## Instructions to follow
Should a line in the entries below contain "JSON", return that line.

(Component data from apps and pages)
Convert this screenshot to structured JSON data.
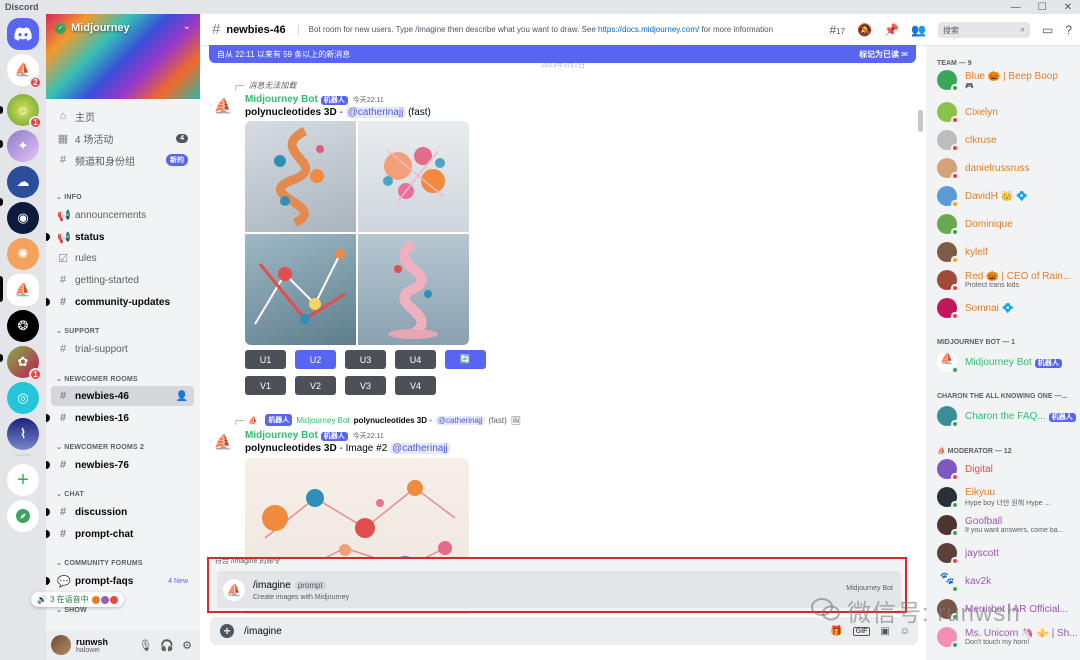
{
  "window": {
    "title": "Discord",
    "controls": [
      "—",
      "☐",
      "✕"
    ]
  },
  "guilds": {
    "badges": {
      "g1": "2",
      "g2": "1",
      "g9": "1"
    },
    "colors": {
      "discord": "#5865f2",
      "add": "#3ba55c",
      "explore": "#3ba55c"
    }
  },
  "server": {
    "name": "Midjourney",
    "top_items": [
      {
        "label": "主页",
        "icon": "home-icon"
      },
      {
        "label": "4 场活动",
        "icon": "calendar-icon",
        "count": "4"
      },
      {
        "label": "频道和身份组",
        "icon": "channels-roles-icon",
        "badge": "新的"
      }
    ],
    "categories": [
      {
        "name": "INFO",
        "channels": [
          {
            "label": "announcements",
            "icon": "megaphone-icon",
            "bold": false
          },
          {
            "label": "status",
            "icon": "megaphone-icon",
            "bold": true
          },
          {
            "label": "rules",
            "icon": "checkbox-icon",
            "bold": false
          },
          {
            "label": "getting-started",
            "icon": "hash-icon",
            "bold": false
          },
          {
            "label": "community-updates",
            "icon": "hash-icon",
            "bold": true
          }
        ]
      },
      {
        "name": "SUPPORT",
        "channels": [
          {
            "label": "trial-support",
            "icon": "hash-icon",
            "bold": false
          }
        ]
      },
      {
        "name": "NEWCOMER ROOMS",
        "channels": [
          {
            "label": "newbies-46",
            "icon": "hash-icon",
            "bold": true,
            "selected": true
          },
          {
            "label": "newbies-16",
            "icon": "hash-icon",
            "bold": true
          }
        ]
      },
      {
        "name": "NEWCOMER ROOMS 2",
        "channels": [
          {
            "label": "newbies-76",
            "icon": "hash-icon",
            "bold": true
          }
        ]
      },
      {
        "name": "CHAT",
        "channels": [
          {
            "label": "discussion",
            "icon": "hash-icon",
            "bold": true
          },
          {
            "label": "prompt-chat",
            "icon": "hash-icon",
            "bold": true
          }
        ]
      },
      {
        "name": "COMMUNITY FORUMS",
        "channels": [
          {
            "label": "prompt-faqs",
            "icon": "forum-icon",
            "bold": true,
            "tag": "4 New"
          }
        ]
      },
      {
        "name": "SHOW",
        "channels": []
      }
    ],
    "voice_popup": "3 在语音中",
    "user": {
      "name": "runwsh",
      "status": "halowei"
    }
  },
  "header": {
    "channel": "newbies-46",
    "topic_prefix": "Bot room for new users. Type /imagine then describe what you want to draw. See ",
    "topic_link": "https://docs.midjourney.com/",
    "topic_suffix": " for more information",
    "thread_count": "17",
    "search_placeholder": "搜索"
  },
  "new_messages_bar": {
    "text": "自从 22:11 以来有 59 条以上的新消息",
    "action": "标记为已读"
  },
  "date_divider": "2023年3月2日",
  "messages": [
    {
      "reply_preview": "消息无法加载",
      "author": "Midjourney Bot",
      "bot_tag": "机器人",
      "time": "今天22:11",
      "prompt": "polynucleotides 3D",
      "sep": " - ",
      "mention": "@catherinajj",
      "suffix": " (fast)",
      "buttons_row1": [
        "U1",
        "U2",
        "U3",
        "U4"
      ],
      "buttons_row2": [
        "V1",
        "V2",
        "V3",
        "V4"
      ],
      "active_button": "U2"
    },
    {
      "reply_bot_tag": "机器人",
      "reply_author": "Midjourney Bot",
      "reply_prompt": "polynucleotides 3D",
      "reply_sep": " - ",
      "reply_mention": "@catherinajj",
      "reply_suffix": " (fast)",
      "author": "Midjourney Bot",
      "bot_tag": "机器人",
      "time": "今天22:11",
      "prompt": "polynucleotides 3D",
      "sep": " - Image #2 ",
      "mention": "@catherinajj"
    }
  ],
  "command_popup": {
    "heading": "符合 /imagine 的命令",
    "name": "/imagine",
    "param": "prompt",
    "description": "Create images with Midjourney",
    "source": "Midjourney Bot"
  },
  "composer": {
    "value": "/imagine",
    "gif_label": "GIF"
  },
  "members": {
    "groups": [
      {
        "title": "TEAM — 9",
        "items": [
          {
            "name": "Blue 🎃 | Beep Boop",
            "sub": "🎮",
            "color": "#e67e22",
            "status": "online"
          },
          {
            "name": "Cixelyn",
            "sub": "",
            "color": "#e67e22",
            "status": "dnd"
          },
          {
            "name": "clkruse",
            "sub": "",
            "color": "#e67e22",
            "status": "dnd"
          },
          {
            "name": "danielrussruss",
            "sub": "",
            "color": "#e67e22",
            "status": "dnd"
          },
          {
            "name": "DavidH 👑 💠",
            "sub": "",
            "color": "#e67e22",
            "status": "idle"
          },
          {
            "name": "Dominique",
            "sub": "",
            "color": "#e67e22",
            "status": "online"
          },
          {
            "name": "kylelf",
            "sub": "",
            "color": "#e67e22",
            "status": "idle"
          },
          {
            "name": "Red 🎃 | CEO of Rain...",
            "sub": "Protect trans kids",
            "color": "#e67e22",
            "status": "dnd"
          },
          {
            "name": "Somnai 💠",
            "sub": "",
            "color": "#e67e22",
            "status": "dnd"
          }
        ]
      },
      {
        "title": "MIDJOURNEY BOT — 1",
        "items": [
          {
            "name": "Midjourney Bot",
            "tag": "机器人",
            "color": "#2fbf71",
            "status": "online"
          }
        ]
      },
      {
        "title": "CHARON THE ALL KNOWING ONE —...",
        "items": [
          {
            "name": "Charon the FAQ...",
            "tag": "机器人",
            "color": "#2fbf71",
            "status": "online"
          }
        ]
      },
      {
        "title": "MODERATOR — 12",
        "items": [
          {
            "name": "Digital",
            "sub": "",
            "color": "#e74c3c",
            "status": "dnd"
          },
          {
            "name": "Eikyuu",
            "sub": "Hype boy 너만 원해 Hype ...",
            "color": "#e67e22",
            "status": "mobile"
          },
          {
            "name": "Goofball",
            "sub": "If you want answers, come ba...",
            "color": "#9b59b6",
            "status": "online"
          },
          {
            "name": "jayscott",
            "sub": "",
            "color": "#9b59b6",
            "status": "dnd"
          },
          {
            "name": "kav2k",
            "sub": "",
            "color": "#9b59b6",
            "status": "online"
          },
          {
            "name": "Merrirbot | AR Official...",
            "sub": "",
            "color": "#9b59b6",
            "status": "online"
          },
          {
            "name": "Ms. Unicorn 🦄 ⚜️ | Sh...",
            "sub": "Don't touch my horn!",
            "color": "#9b59b6",
            "status": "online"
          }
        ]
      }
    ]
  },
  "watermark": "微信号: runwsh"
}
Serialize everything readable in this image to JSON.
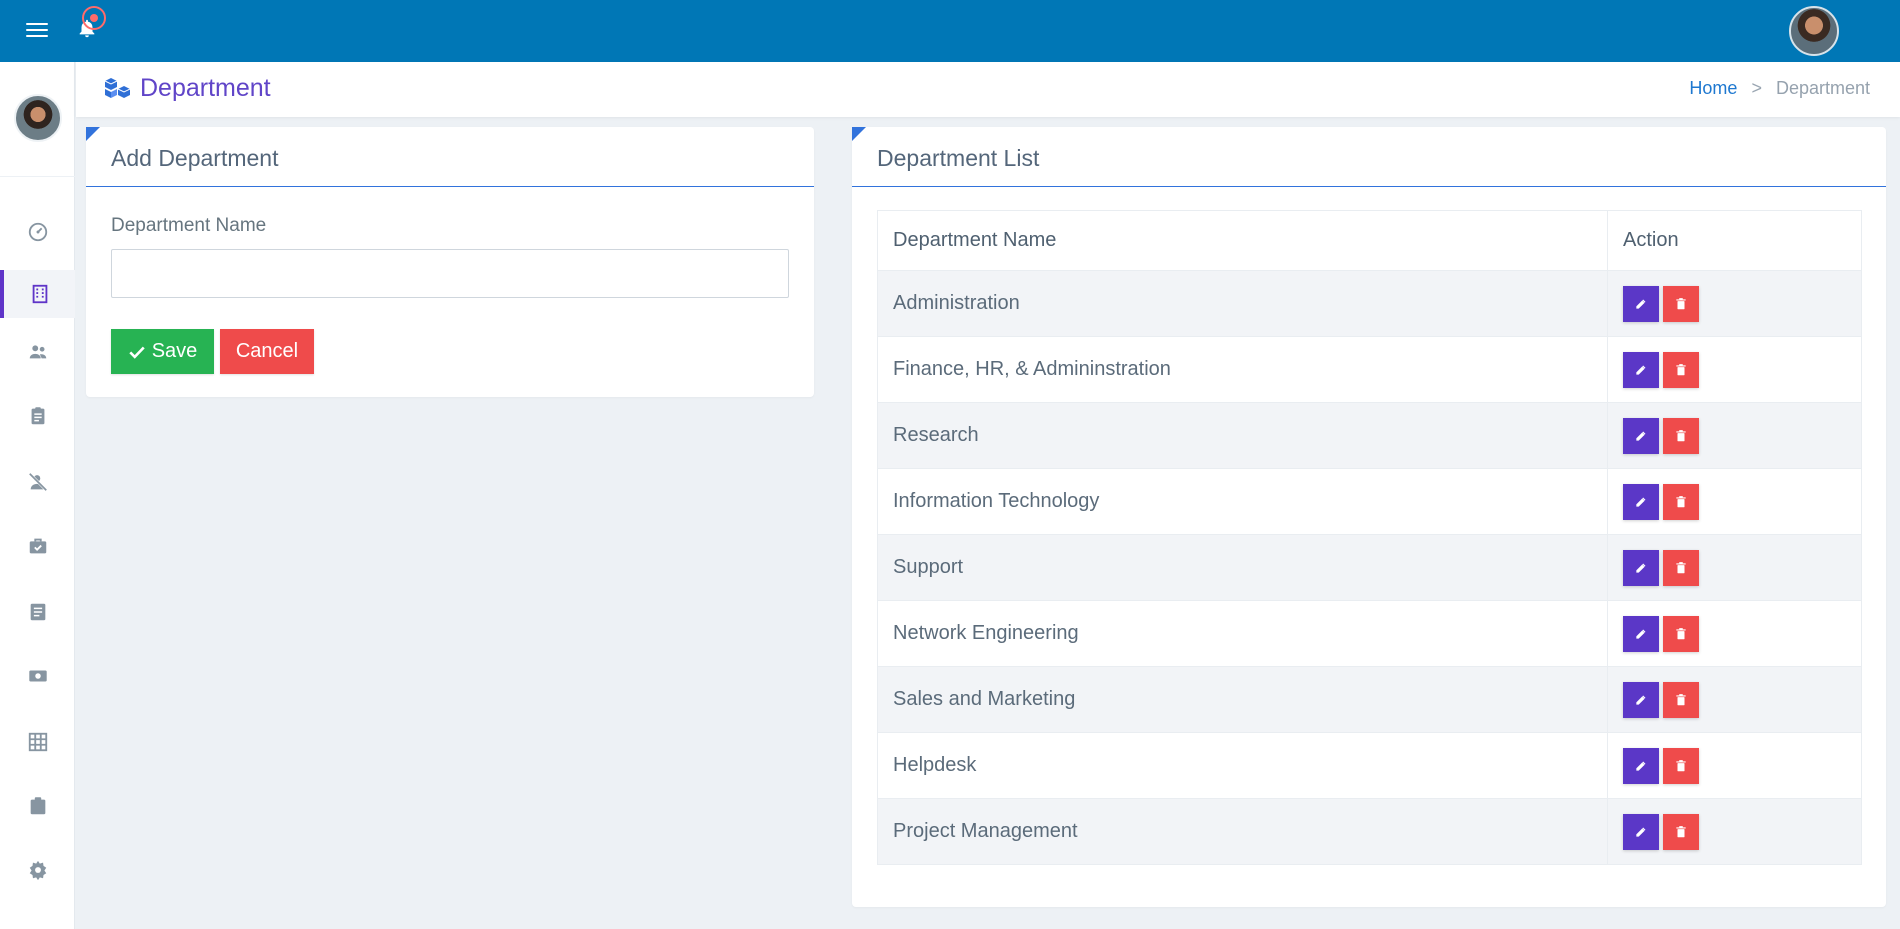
{
  "header": {
    "page_title": "Department",
    "breadcrumb": {
      "home": "Home",
      "separator": ">",
      "current": "Department"
    }
  },
  "topbar": {
    "menu_icon": "hamburger-icon",
    "notification_icon": "bell-icon",
    "background": "#0077b6"
  },
  "sidebar": {
    "items": [
      {
        "name": "dashboard",
        "icon": "dashboard-icon",
        "active": false
      },
      {
        "name": "department",
        "icon": "building-icon",
        "active": true
      },
      {
        "name": "employees",
        "icon": "users-icon",
        "active": false
      },
      {
        "name": "attendance",
        "icon": "clipboard-icon",
        "active": false
      },
      {
        "name": "leave",
        "icon": "user-off-icon",
        "active": false
      },
      {
        "name": "tasks",
        "icon": "briefcase-check-icon",
        "active": false
      },
      {
        "name": "notes",
        "icon": "document-icon",
        "active": false
      },
      {
        "name": "payroll",
        "icon": "cash-icon",
        "active": false
      },
      {
        "name": "grid",
        "icon": "grid-icon",
        "active": false
      },
      {
        "name": "jobs",
        "icon": "clipboard-filled-icon",
        "active": false
      },
      {
        "name": "settings",
        "icon": "gear-icon",
        "active": false
      }
    ]
  },
  "add_form": {
    "title": "Add Department",
    "field_label": "Department Name",
    "field_value": "",
    "save_label": "Save",
    "cancel_label": "Cancel"
  },
  "list": {
    "title": "Department List",
    "columns": [
      "Department Name",
      "Action"
    ],
    "rows": [
      "Administration",
      "Finance, HR, & Admininstration",
      "Research",
      "Information Technology",
      "Support",
      "Network Engineering",
      "Sales and Marketing",
      "Helpdesk",
      "Project Management"
    ]
  },
  "colors": {
    "accent": "#6045c8",
    "save": "#27b353",
    "cancel": "#ef4b4b",
    "edit": "#5b37c7"
  }
}
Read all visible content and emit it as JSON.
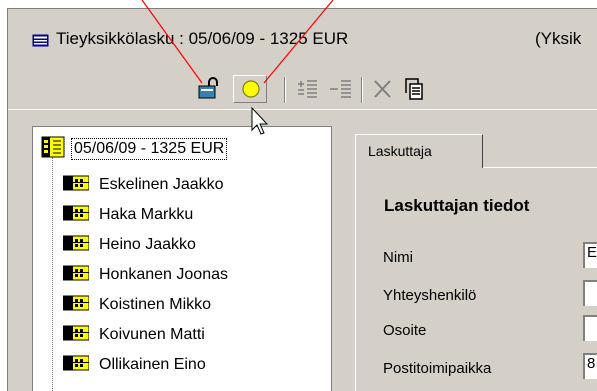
{
  "window": {
    "title": "Tieyksikkölasku : 05/06/09 - 1325 EUR",
    "title_extra": "(Yksik"
  },
  "toolbar": {
    "buttons": [
      {
        "icon": "lock-icon"
      },
      {
        "icon": "circle-icon"
      },
      {
        "icon": "insert-rows-icon"
      },
      {
        "icon": "remove-rows-icon"
      },
      {
        "icon": "delete-x-icon"
      },
      {
        "icon": "copy-document-icon"
      }
    ]
  },
  "tree": {
    "root": "05/06/09 - 1325 EUR",
    "items": [
      "Eskelinen Jaakko",
      "Haka Markku",
      "Heino Jaakko",
      "Honkanen Joonas",
      "Koistinen Mikko",
      "Koivunen Matti",
      "Ollikainen Eino"
    ]
  },
  "tabs": [
    "Laskuttaja"
  ],
  "section": {
    "title": "Laskuttajan tiedot",
    "fields": [
      {
        "label": "Nimi",
        "value": "E"
      },
      {
        "label": "Yhteyshenkilö",
        "value": ""
      },
      {
        "label": "Osoite",
        "value": ""
      },
      {
        "label": "Postitoimipaikka",
        "value": "8"
      }
    ]
  },
  "colors": {
    "annotation": "#ff0000",
    "window_bg": "#d4d0c8",
    "folder_yellow": "#ffff00"
  }
}
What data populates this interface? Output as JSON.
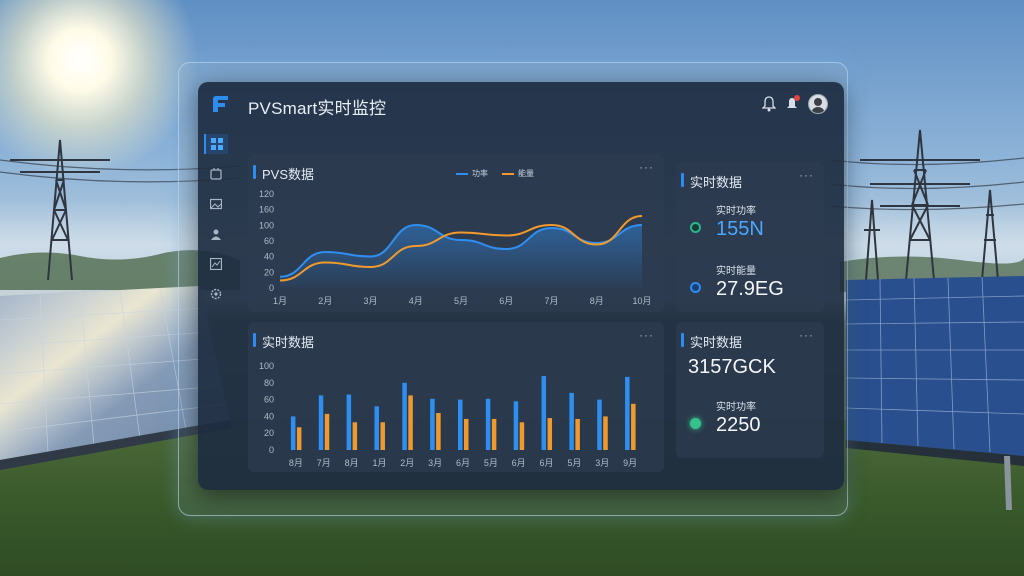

## Reply
Convert this screenshot to structured JSON data.
Serialize everything readable in this image to JSON.
Read all visible content and emit it as JSON.
What data populates this interface? Output as JSON.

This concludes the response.